(Please accept my apology for addressing football and panties in our basketball commentarium.)

Timed_vol (Inactive) writes:

in response to nola_vol:

CPS has the advantage of being her own offensive and defensive coordinator, and she can immediately recruit the right players to run a new system when she makes changes.

In basketball, if you get called for blocking more than four times you'll spend the rest of the game on the bench. Maybe CPS has been coaching the offensive line... (!)

Seriously though, one of our most effective recruiting advantages that players cite is "the family-like relationships" between coaches, programs, players, etc. You don't hear that often at this level, so let's don't throw the baby out with the bathwater. Until you can credibly explain why CPF is the problem and that his removal will "fix" everything, you're just pulling your dress up over your head. So stop. Your panties aren't that clean anyway.

(Please accept my apology for addressing football and panties in our basketball commentarium.)

Phil's problem's are two-fold:

-lack of team discipline
-Phil is tto conservative as he gets older, is completely averse to risk (4th and short punts instead of trying to win, does not PLAY TO WIN, is PLAYING NOT TO LOSE).

I guess I'd add that years of messing up on the margins, such as poor special teams play, stubbornness about personnel, and so forth have finally snowballed and is bringing his program down.

There are many ocaches whose players love them: Richt and Meyer come to mind quickly, and Saban. Players want two things from a coach on a personal level: consistancy and respect.

Timed_vol (Inactive) writes:

My guess is that with so many freshmen coming in this year and next that the LV's will have to adjust expectations for practice. Dan is right, many of these girls have been the stars of their HS team, and have gotten away with a lot of things because they are the best athletes on the court.
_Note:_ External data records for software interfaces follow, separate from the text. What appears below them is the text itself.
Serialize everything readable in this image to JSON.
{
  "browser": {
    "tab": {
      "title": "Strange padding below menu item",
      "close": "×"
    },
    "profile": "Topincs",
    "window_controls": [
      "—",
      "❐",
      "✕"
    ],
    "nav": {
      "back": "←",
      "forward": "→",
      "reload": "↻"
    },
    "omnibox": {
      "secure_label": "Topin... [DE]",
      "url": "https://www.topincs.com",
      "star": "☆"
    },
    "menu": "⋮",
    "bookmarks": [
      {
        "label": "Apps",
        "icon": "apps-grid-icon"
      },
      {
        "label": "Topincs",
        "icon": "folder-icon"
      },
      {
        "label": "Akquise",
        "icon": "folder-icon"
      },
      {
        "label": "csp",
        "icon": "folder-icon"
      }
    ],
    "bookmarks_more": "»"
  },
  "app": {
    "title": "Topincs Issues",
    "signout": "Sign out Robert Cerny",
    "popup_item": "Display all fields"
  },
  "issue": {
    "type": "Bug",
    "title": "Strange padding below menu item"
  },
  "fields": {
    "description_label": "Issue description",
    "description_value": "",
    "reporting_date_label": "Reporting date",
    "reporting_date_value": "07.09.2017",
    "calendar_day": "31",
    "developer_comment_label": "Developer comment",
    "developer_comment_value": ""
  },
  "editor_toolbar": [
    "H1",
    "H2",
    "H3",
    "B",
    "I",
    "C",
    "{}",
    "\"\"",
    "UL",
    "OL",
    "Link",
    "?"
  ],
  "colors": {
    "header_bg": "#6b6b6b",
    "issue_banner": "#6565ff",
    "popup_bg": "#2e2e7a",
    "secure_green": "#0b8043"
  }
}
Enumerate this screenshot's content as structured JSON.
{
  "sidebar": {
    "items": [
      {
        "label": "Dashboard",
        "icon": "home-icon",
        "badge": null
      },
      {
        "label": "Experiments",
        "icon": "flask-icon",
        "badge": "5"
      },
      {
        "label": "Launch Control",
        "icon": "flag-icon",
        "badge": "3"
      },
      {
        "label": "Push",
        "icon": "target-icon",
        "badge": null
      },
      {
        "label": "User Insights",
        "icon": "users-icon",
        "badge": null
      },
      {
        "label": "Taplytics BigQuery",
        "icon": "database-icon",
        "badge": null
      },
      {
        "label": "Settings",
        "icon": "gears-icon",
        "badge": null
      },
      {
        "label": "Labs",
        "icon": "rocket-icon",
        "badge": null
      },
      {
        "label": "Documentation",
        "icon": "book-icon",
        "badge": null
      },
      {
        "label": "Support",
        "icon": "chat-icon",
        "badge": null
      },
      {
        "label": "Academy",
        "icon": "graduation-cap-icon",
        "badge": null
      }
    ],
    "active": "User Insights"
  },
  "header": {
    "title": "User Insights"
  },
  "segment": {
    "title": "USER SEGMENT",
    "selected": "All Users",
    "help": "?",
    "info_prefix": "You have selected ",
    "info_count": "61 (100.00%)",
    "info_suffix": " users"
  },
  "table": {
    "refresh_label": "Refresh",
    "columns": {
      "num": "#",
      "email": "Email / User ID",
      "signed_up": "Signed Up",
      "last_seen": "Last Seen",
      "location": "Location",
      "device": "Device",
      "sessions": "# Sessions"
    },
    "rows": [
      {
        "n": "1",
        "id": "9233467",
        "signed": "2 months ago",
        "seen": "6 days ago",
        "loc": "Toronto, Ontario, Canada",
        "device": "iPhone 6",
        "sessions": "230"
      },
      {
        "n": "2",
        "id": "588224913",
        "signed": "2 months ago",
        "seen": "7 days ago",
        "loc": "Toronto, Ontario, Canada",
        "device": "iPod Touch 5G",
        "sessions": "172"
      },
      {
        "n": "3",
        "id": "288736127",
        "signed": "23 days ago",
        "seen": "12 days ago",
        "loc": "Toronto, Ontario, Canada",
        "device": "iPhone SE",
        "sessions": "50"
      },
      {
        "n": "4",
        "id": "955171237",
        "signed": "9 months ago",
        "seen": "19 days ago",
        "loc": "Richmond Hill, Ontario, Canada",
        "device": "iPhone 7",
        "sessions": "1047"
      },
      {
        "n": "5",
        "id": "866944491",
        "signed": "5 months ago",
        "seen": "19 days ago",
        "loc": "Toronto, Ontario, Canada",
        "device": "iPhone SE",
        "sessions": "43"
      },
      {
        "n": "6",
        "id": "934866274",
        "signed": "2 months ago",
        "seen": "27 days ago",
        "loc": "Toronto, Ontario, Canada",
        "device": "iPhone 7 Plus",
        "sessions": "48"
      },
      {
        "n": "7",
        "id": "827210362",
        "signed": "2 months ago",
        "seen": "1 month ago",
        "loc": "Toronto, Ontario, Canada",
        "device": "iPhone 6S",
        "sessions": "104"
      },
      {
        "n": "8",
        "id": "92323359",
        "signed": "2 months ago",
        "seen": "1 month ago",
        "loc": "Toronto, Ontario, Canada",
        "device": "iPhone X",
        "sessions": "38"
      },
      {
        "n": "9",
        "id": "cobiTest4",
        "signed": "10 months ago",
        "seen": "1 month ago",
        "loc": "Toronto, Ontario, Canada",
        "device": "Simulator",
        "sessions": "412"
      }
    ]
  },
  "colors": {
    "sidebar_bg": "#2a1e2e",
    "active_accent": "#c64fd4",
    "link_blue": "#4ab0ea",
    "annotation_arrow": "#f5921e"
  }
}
Now, college ball is here. The girl facing you is just as tough, just as athletic. Now, it comes down to what you run, how you rebound and play D, and how you limit your mistakes. for a lot of these girls, you could be out of position on D and still make the play; no longer!!!

Pat, Lockwood, and Holly are all smart coaches, my bet is they have already planned on how to get these girls back into fundamentals.
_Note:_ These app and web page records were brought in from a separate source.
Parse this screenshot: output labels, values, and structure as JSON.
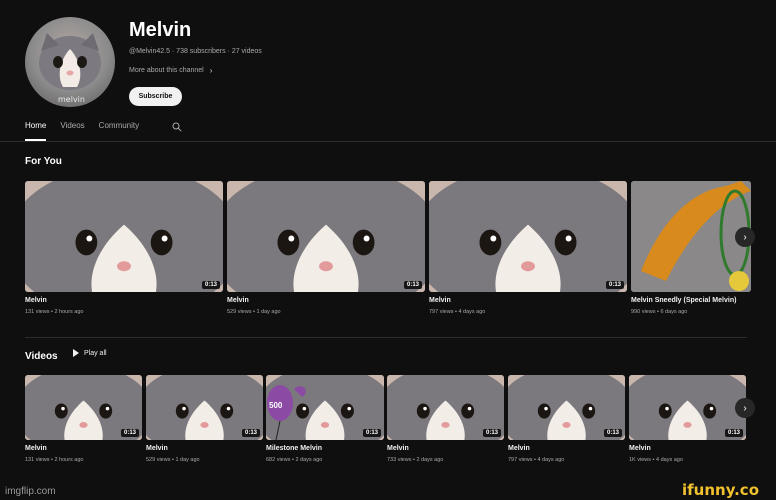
{
  "channel": {
    "name": "Melvin",
    "meta": "@Melvin42.5 · 738 subscribers · 27 videos",
    "more_label": "More about this channel",
    "subscribe_label": "Subscribe",
    "avatar_caption": "melvin"
  },
  "tabs": [
    {
      "label": "Home",
      "active": true
    },
    {
      "label": "Videos",
      "active": false
    },
    {
      "label": "Community",
      "active": false
    }
  ],
  "for_you": {
    "title": "For You",
    "videos": [
      {
        "title": "Melvin",
        "meta": "131 views • 2 hours ago",
        "duration": "0:13",
        "art": "cat"
      },
      {
        "title": "Melvin",
        "meta": "529 views • 1 day ago",
        "duration": "0:13",
        "art": "cat"
      },
      {
        "title": "Melvin",
        "meta": "797 views • 4 days ago",
        "duration": "0:13",
        "art": "cat"
      },
      {
        "title": "Melvin Sneedly (Special Melvin)",
        "meta": "990 views • 6 days ago",
        "duration": "",
        "art": "sneedly"
      }
    ]
  },
  "videos_section": {
    "title": "Videos",
    "play_all_label": "Play all",
    "videos": [
      {
        "title": "Melvin",
        "meta": "131 views • 2 hours ago",
        "duration": "0:13",
        "art": "cat"
      },
      {
        "title": "Melvin",
        "meta": "529 views • 1 day ago",
        "duration": "0:13",
        "art": "cat"
      },
      {
        "title": "Milestone Melvin",
        "meta": "682 views • 2 days ago",
        "duration": "0:13",
        "art": "milestone",
        "balloon_text": "500"
      },
      {
        "title": "Melvin",
        "meta": "733 views • 2 days ago",
        "duration": "0:13",
        "art": "cat"
      },
      {
        "title": "Melvin",
        "meta": "797 views • 4 days ago",
        "duration": "0:13",
        "art": "cat"
      },
      {
        "title": "Melvin",
        "meta": "1K views • 4 days ago",
        "duration": "0:13",
        "art": "cat"
      }
    ]
  },
  "watermarks": {
    "left": "imgflip.com",
    "right": "ifunny.co"
  },
  "colors": {
    "background": "#0f0f0f",
    "text": "#f1f1f1",
    "secondary_text": "#aaaaaa",
    "watermark_yellow": "#f2c12e",
    "balloon_purple": "#8b4aa3"
  }
}
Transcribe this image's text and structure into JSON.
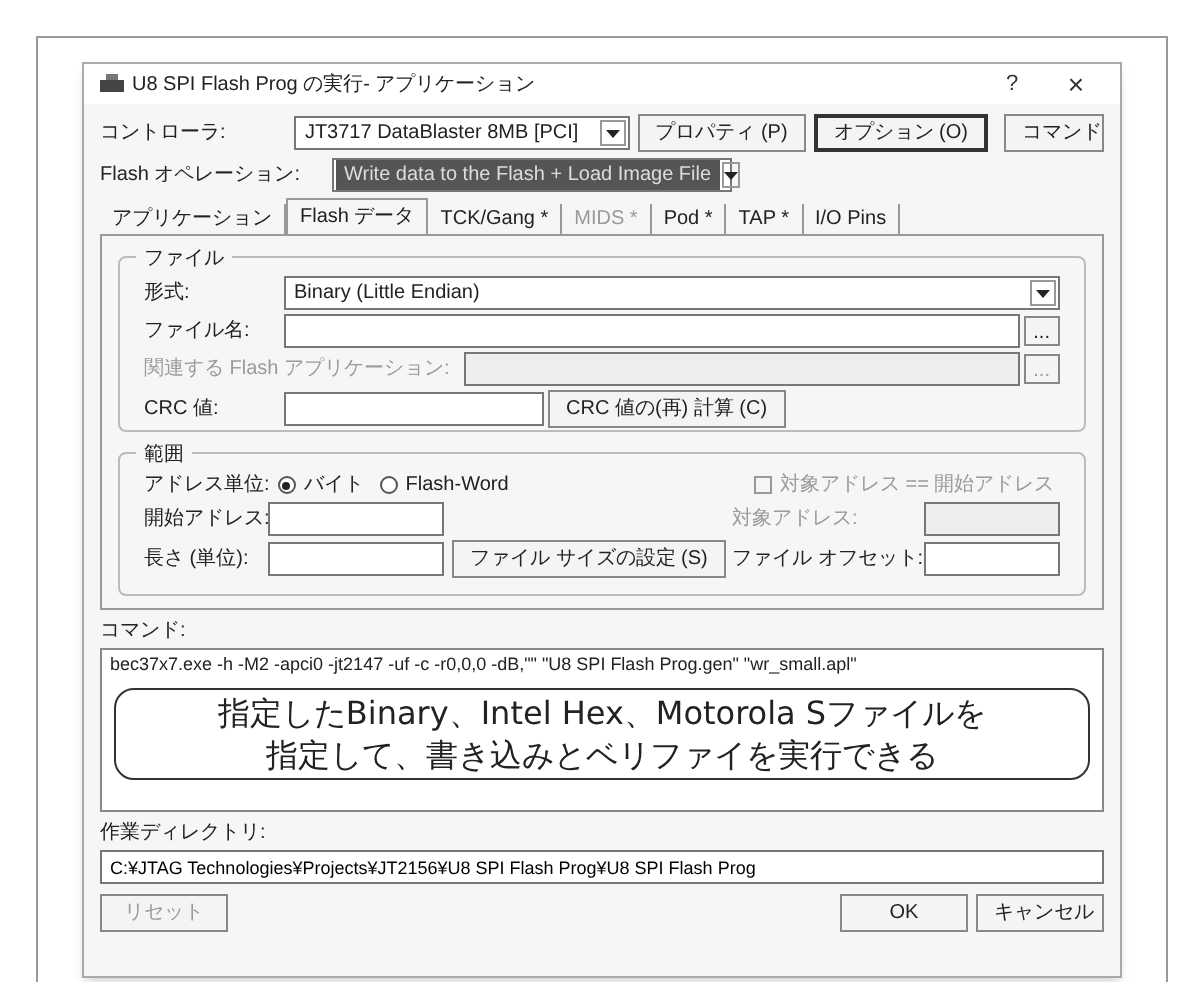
{
  "window": {
    "title": "U8 SPI Flash Prog の実行- アプリケーション",
    "help": "?",
    "close": "×"
  },
  "controller": {
    "label": "コントローラ:",
    "value": "JT3717 DataBlaster 8MB [PCI]"
  },
  "top_buttons": [
    {
      "label": "プロパティ (P)",
      "default": false
    },
    {
      "label": "オプション (O)",
      "default": true
    },
    {
      "label": "コマンド",
      "default": false
    }
  ],
  "flash_operation": {
    "label": "Flash オペレーション:",
    "value": "Write data to the Flash + Load Image File",
    "highlighted": true
  },
  "tabs": [
    {
      "label": "アプリケーション",
      "selected": false,
      "disabled": false
    },
    {
      "label": "Flash データ",
      "selected": true,
      "disabled": false
    },
    {
      "label": "TCK/Gang *",
      "selected": false,
      "disabled": false
    },
    {
      "label": "MIDS *",
      "selected": false,
      "disabled": true
    },
    {
      "label": "Pod *",
      "selected": false,
      "disabled": false
    },
    {
      "label": "TAP *",
      "selected": false,
      "disabled": false
    },
    {
      "label": "I/O Pins",
      "selected": false,
      "disabled": false
    }
  ],
  "file_group": {
    "title": "ファイル",
    "format": {
      "label": "形式:",
      "value": "Binary (Little Endian)"
    },
    "filename": {
      "label": "ファイル名:",
      "browse": "..."
    },
    "related_app": {
      "label": "関連する Flash アプリケーション:",
      "disabled": true,
      "browse": "..."
    },
    "crc": {
      "label": "CRC 値:",
      "button": "CRC 値の(再) 計算 (C)"
    }
  },
  "range_group": {
    "title": "範囲",
    "address_unit": {
      "label": "アドレス単位:",
      "options": [
        {
          "label": "バイト",
          "selected": true
        },
        {
          "label": "Flash-Word",
          "selected": false
        }
      ]
    },
    "target_same": {
      "label": "対象アドレス == 開始アドレス",
      "checked": false,
      "disabled": true
    },
    "start_address": {
      "label": "開始アドレス:"
    },
    "target_address": {
      "label": "対象アドレス:",
      "disabled": true
    },
    "length": {
      "label": "長さ (単位):"
    },
    "file_size_button": "ファイル サイズの設定 (S)",
    "file_offset": {
      "label": "ファイル オフセット:"
    }
  },
  "command": {
    "label": "コマンド:",
    "value": "bec37x7.exe -h -M2 -apci0 -jt2147 -uf -c -r0,0,0 -dB,\"\" \"U8 SPI Flash Prog.gen\" \"wr_small.apl\""
  },
  "callout": [
    "指定したBinary、Intel Hex、Motorola Sファイルを",
    "指定して、書き込みとベリファイを実行できる"
  ],
  "working_dir": {
    "label": "作業ディレクトリ:",
    "value": "C:¥JTAG Technologies¥Projects¥JT2156¥U8 SPI Flash Prog¥U8 SPI Flash Prog"
  },
  "bottom_buttons": [
    {
      "label": "リセット",
      "disabled": true
    },
    {
      "label": "OK",
      "disabled": false
    },
    {
      "label": "キャンセル",
      "disabled": false
    }
  ]
}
jorido writes:

Over the years I enjoyed going to the early practices and watching coaching at its best. The head coach and the assistant coaches see everything. One expectation is that the volunteer managers - manage each minute of practice, each drill, each record on foul shots made. I once saw the head coach "ensure a volunteer manager that her position required an increased level of performance." A former freshman-who graduated last year and went to Detroit and a teammate who later transferred to Maryland were asked by coach on the first day of open practice why they were talking to each other when she was instructing. Both are added to illustrate the organization of practice and the expectations of the staff.
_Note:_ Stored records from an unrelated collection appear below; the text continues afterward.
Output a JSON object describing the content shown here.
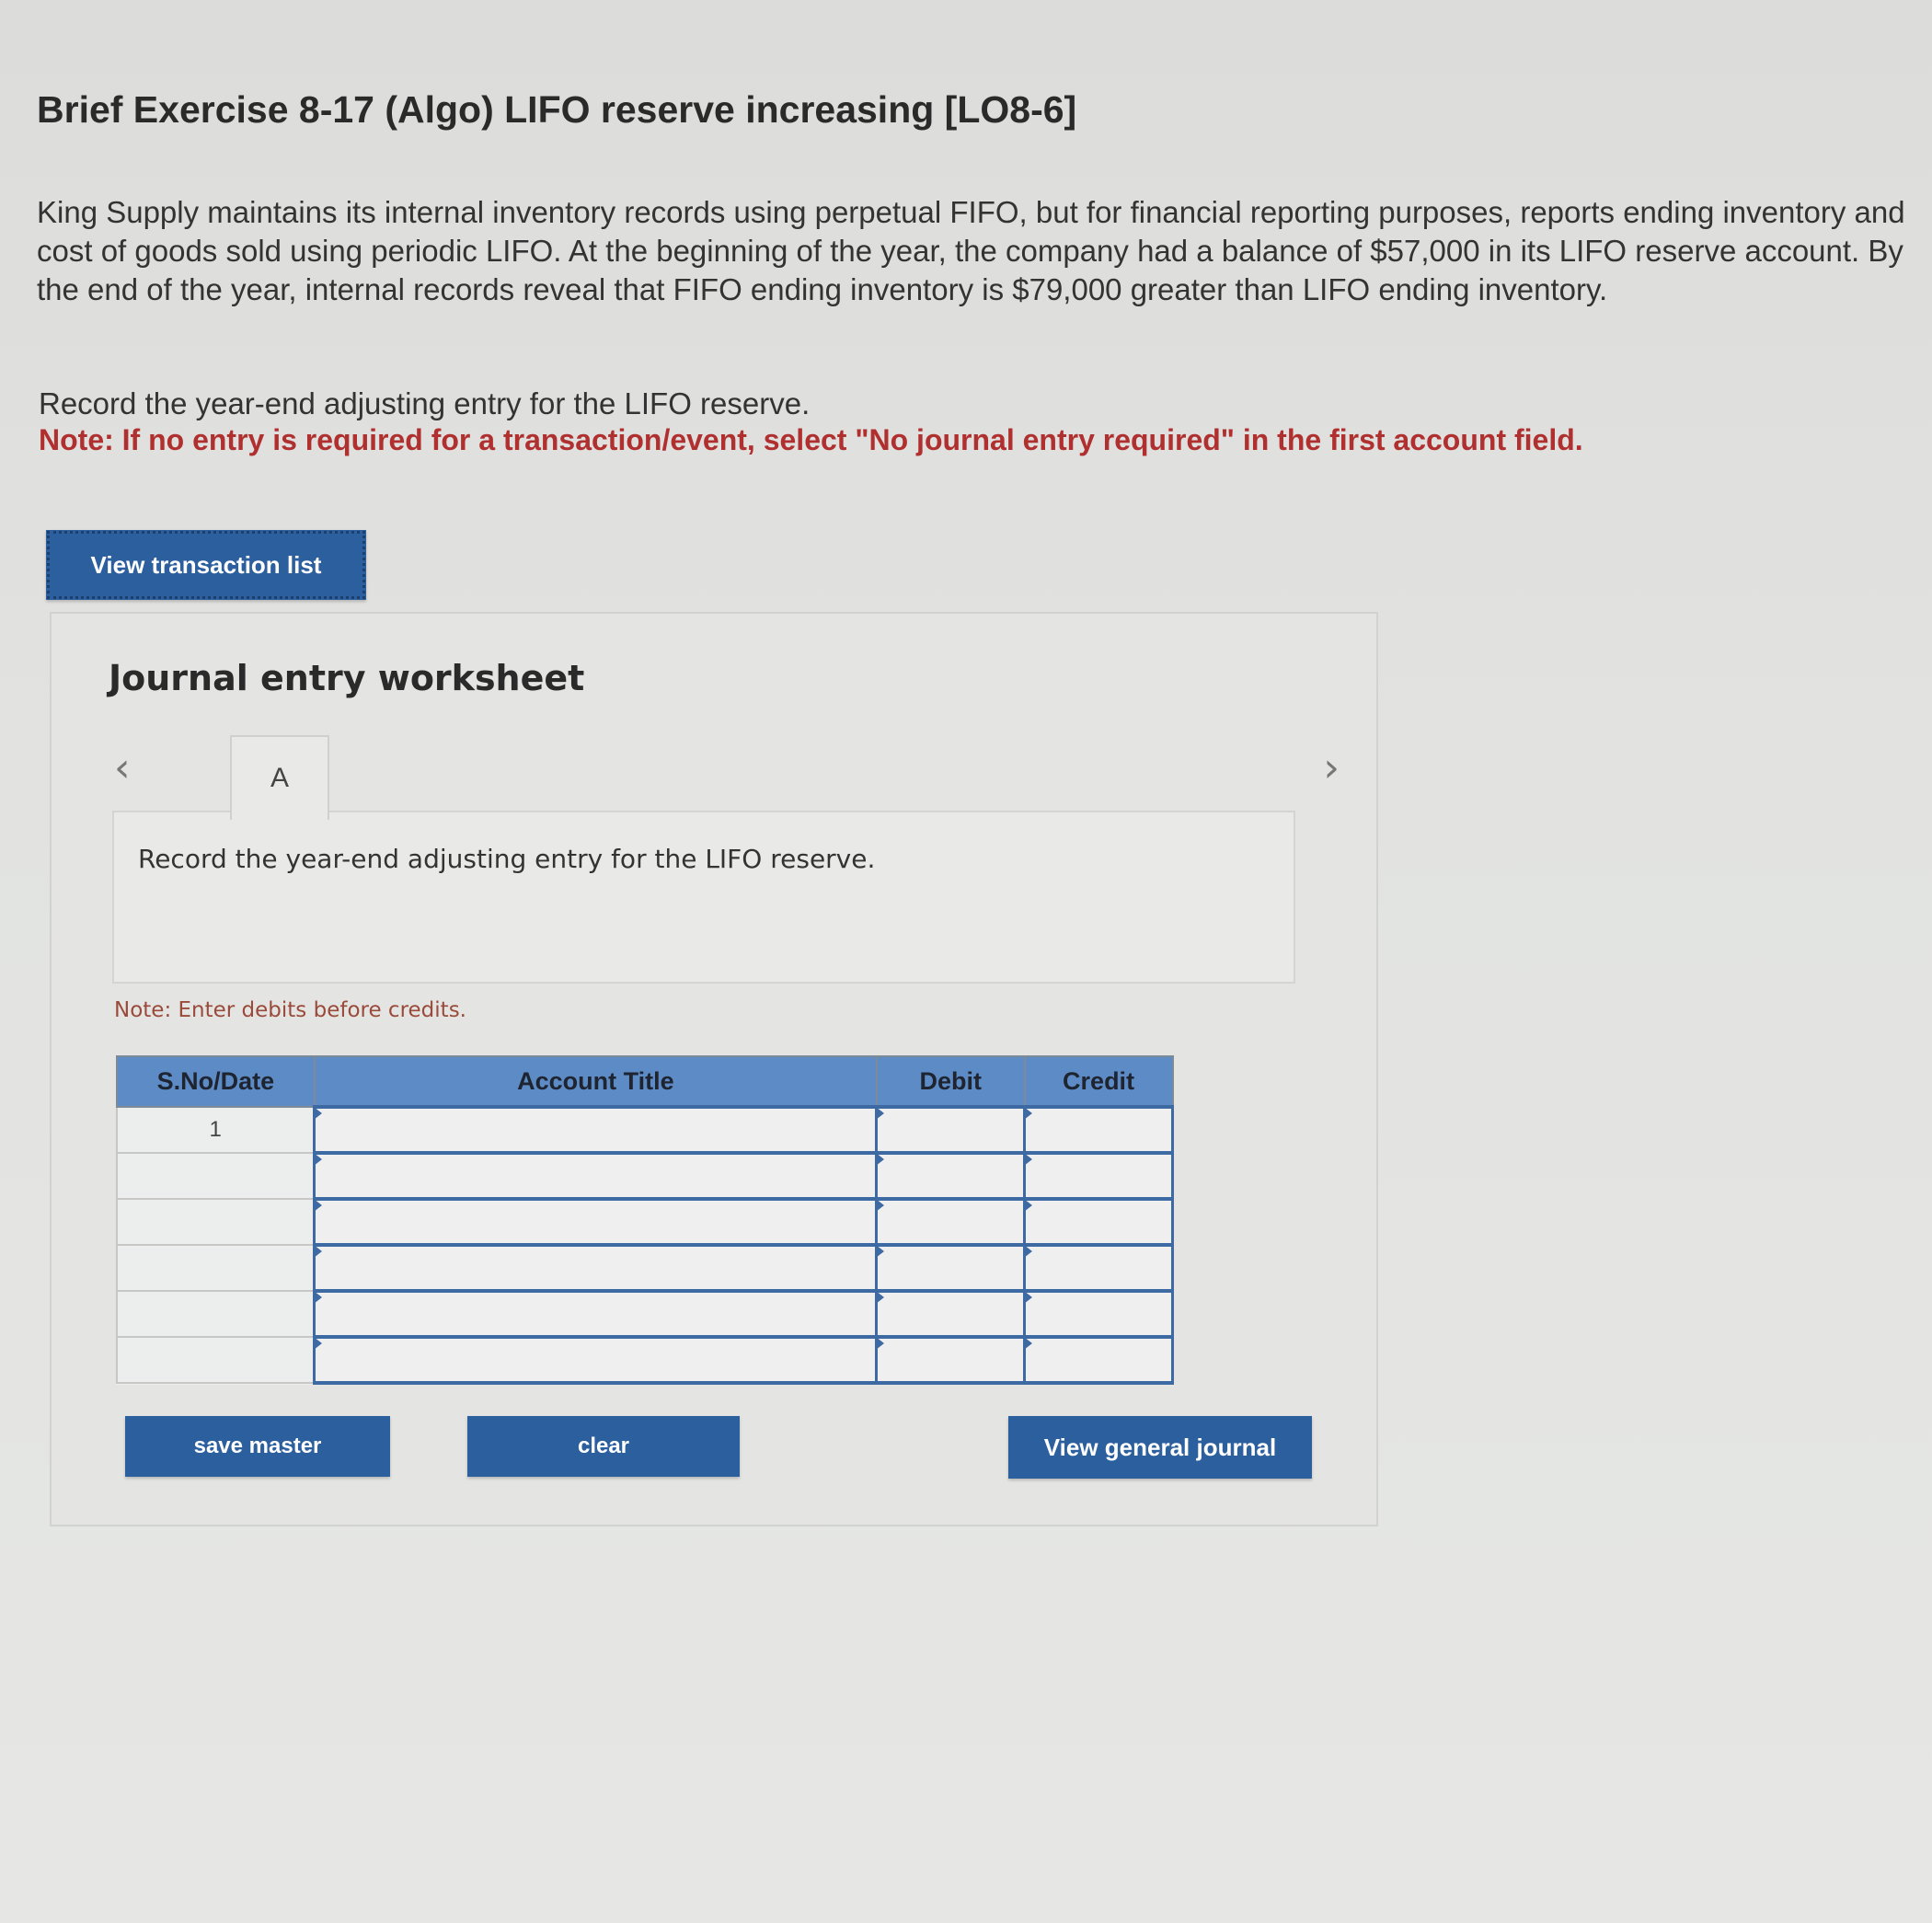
{
  "page": {
    "title": "Brief Exercise 8-17 (Algo) LIFO reserve increasing [LO8-6]",
    "intro": "King Supply maintains its internal inventory records using perpetual FIFO, but for financial reporting purposes, reports ending inventory and cost of goods sold using periodic LIFO. At the beginning of the year, the company had a balance of $57,000 in its LIFO reserve account. By the end of the year, internal records reveal that FIFO ending inventory is $79,000 greater than LIFO ending inventory.",
    "instruction": "Record the year-end adjusting entry for the LIFO reserve.",
    "note": "Note: If no entry is required for a transaction/event, select \"No journal entry required\" in the first account field."
  },
  "buttons": {
    "view_transaction_list": "View transaction list",
    "save_master": "save master",
    "clear": "clear",
    "view_general_journal": "View general journal"
  },
  "worksheet": {
    "title": "Journal entry worksheet",
    "active_tab": "A",
    "prompt": "Record the year-end adjusting entry for the LIFO reserve.",
    "note": "Note: Enter debits before credits.",
    "columns": [
      "S.No/Date",
      "Account Title",
      "Debit",
      "Credit"
    ],
    "rows": [
      {
        "sno": "1",
        "account": "",
        "debit": "",
        "credit": ""
      },
      {
        "sno": "",
        "account": "",
        "debit": "",
        "credit": ""
      },
      {
        "sno": "",
        "account": "",
        "debit": "",
        "credit": ""
      },
      {
        "sno": "",
        "account": "",
        "debit": "",
        "credit": ""
      },
      {
        "sno": "",
        "account": "",
        "debit": "",
        "credit": ""
      },
      {
        "sno": "",
        "account": "",
        "debit": "",
        "credit": ""
      }
    ]
  },
  "icons": {
    "prev": "chevron-left-icon",
    "next": "chevron-right-icon"
  },
  "colors": {
    "button_bg": "#2c5f9e",
    "header_bg": "#5d8bc6",
    "note_red": "#b03030"
  }
}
Wonder what will be the early emphasis - offense or defense

ps11824 writes:

[Pat, Lockwood, and Holly are all smart coaches, my bet is they have already planned on how to get these girls back into fundamentals]

Hey let's not forget Coach Daedra. She's a Lady Vol who can tell it like it is, when Pat made 'em run til they puked, after a lackluster performance. I think she will have a wealth of knowledge to bring to the court. We will soon see her influence on the team. Especially the freshmen.

She was an outstanding athlete as an incoming freshman (which she missed as a Prop 48 student); outstanding because she came back and accomplished so much: She was a 2-Time Kodak All American, '91 Woman Athlete of the Year, Wade Trophy winner. She had outstanding stats in scoring, rebounding & blocked shots. She helped Pat win her 3rd National Title in 5 years. All this and she graduated in 4 years with her degree. I'm a huge Daedra Charles fan, as you can see.

Want to participate in the conversation? Become a subscriber today. Subscribers can read and comment on any story, anytime. Non-subscribers will only be able to view comments on select stories.

Features